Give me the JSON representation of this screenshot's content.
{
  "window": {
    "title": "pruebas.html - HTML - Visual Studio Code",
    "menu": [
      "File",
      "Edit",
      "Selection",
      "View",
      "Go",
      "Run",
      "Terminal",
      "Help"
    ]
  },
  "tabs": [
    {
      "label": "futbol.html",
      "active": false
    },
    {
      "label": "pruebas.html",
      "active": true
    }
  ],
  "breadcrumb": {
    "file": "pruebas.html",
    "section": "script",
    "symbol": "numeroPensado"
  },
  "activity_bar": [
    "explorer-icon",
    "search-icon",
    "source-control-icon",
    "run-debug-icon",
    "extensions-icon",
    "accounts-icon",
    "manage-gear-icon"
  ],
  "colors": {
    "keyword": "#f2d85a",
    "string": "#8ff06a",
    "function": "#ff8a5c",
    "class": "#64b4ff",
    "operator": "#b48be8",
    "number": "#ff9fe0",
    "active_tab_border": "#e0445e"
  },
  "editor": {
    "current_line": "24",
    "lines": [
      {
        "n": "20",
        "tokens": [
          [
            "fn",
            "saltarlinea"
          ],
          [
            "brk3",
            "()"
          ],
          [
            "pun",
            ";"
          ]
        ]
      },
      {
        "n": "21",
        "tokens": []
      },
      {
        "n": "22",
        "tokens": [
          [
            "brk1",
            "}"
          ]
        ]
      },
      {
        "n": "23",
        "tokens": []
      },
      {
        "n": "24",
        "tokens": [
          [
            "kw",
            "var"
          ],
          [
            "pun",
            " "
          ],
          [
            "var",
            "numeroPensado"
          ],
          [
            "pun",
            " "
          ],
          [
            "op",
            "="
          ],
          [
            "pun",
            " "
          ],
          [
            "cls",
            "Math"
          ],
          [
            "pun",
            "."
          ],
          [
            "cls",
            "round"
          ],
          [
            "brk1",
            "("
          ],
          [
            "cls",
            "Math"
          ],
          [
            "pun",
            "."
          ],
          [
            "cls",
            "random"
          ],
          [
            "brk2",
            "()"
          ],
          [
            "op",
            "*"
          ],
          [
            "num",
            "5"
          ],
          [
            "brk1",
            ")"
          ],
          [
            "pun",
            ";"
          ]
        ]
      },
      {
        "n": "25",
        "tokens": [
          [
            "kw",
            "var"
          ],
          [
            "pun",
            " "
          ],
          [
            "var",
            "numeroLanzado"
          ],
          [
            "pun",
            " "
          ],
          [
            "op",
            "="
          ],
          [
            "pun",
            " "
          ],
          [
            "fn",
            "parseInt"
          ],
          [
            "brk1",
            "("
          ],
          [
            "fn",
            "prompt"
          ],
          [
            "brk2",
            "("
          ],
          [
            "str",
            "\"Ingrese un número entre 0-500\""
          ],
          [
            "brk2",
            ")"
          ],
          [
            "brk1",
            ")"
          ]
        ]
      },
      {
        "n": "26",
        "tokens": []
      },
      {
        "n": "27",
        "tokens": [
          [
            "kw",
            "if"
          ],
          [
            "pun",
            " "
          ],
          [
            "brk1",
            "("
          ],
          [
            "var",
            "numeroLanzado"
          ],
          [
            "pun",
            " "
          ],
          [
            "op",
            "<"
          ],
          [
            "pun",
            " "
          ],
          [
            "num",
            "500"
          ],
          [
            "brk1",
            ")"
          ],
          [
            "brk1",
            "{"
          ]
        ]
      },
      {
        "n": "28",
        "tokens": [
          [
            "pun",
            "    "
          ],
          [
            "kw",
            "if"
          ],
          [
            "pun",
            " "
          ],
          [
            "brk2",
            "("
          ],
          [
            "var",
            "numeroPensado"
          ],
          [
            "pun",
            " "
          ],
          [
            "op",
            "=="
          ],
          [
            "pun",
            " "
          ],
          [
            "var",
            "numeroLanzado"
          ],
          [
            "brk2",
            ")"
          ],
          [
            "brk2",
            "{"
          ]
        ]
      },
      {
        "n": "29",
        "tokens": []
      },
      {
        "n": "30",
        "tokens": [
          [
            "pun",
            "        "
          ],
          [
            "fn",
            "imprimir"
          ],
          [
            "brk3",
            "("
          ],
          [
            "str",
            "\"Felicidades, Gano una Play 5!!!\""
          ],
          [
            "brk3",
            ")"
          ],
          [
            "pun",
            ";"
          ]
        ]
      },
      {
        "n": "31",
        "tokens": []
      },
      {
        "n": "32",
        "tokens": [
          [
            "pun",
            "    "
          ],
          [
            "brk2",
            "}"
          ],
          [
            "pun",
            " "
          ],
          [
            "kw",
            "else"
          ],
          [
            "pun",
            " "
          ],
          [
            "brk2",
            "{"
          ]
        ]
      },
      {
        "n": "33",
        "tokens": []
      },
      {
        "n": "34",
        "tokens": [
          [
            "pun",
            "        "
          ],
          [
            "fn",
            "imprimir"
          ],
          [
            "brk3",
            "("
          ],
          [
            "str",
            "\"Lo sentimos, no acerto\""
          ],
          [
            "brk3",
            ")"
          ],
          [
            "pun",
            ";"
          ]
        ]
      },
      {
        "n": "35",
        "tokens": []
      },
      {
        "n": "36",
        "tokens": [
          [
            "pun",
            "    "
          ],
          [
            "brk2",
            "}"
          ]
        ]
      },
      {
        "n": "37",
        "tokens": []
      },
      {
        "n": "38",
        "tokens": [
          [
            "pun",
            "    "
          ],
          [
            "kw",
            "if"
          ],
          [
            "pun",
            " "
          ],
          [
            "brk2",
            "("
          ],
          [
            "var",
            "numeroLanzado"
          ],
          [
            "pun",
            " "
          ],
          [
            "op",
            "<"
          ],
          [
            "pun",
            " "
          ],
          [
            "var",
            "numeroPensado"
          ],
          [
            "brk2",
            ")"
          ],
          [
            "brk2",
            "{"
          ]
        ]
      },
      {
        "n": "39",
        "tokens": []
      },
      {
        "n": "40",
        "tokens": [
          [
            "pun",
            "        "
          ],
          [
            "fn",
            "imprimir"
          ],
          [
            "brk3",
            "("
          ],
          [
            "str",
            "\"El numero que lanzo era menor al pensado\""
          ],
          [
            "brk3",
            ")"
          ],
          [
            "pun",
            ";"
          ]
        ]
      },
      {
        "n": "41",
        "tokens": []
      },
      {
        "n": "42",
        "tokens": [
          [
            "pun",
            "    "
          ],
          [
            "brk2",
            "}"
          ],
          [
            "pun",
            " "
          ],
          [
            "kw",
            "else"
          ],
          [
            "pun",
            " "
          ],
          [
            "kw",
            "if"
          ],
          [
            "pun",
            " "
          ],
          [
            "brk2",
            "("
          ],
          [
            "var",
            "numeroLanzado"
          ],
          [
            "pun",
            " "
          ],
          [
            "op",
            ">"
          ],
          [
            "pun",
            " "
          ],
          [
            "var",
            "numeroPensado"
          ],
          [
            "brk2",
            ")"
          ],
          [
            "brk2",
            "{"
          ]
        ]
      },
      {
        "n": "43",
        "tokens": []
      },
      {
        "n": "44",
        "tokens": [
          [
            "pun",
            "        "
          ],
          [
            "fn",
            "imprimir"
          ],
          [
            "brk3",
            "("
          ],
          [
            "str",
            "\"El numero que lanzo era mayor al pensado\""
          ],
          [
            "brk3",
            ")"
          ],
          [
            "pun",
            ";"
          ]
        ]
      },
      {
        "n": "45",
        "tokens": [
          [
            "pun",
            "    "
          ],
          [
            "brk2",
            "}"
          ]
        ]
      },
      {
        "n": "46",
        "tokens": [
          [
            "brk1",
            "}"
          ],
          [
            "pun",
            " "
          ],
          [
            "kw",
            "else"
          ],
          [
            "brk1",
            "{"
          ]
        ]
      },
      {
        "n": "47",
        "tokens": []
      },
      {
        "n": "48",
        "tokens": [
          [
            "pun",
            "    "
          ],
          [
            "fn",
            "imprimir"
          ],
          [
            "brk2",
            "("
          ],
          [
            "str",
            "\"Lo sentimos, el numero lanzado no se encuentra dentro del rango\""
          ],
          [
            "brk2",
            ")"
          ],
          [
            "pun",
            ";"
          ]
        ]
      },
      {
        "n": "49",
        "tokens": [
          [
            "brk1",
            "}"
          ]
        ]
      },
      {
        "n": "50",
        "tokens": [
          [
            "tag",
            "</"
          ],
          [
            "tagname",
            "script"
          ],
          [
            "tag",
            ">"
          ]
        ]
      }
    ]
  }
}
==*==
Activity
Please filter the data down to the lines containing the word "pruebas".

Answer for this exercise
    "title": "pruebas.html - HTML - Visual Studio Code",
      "label": "pruebas.html",
    "file": "pruebas.html",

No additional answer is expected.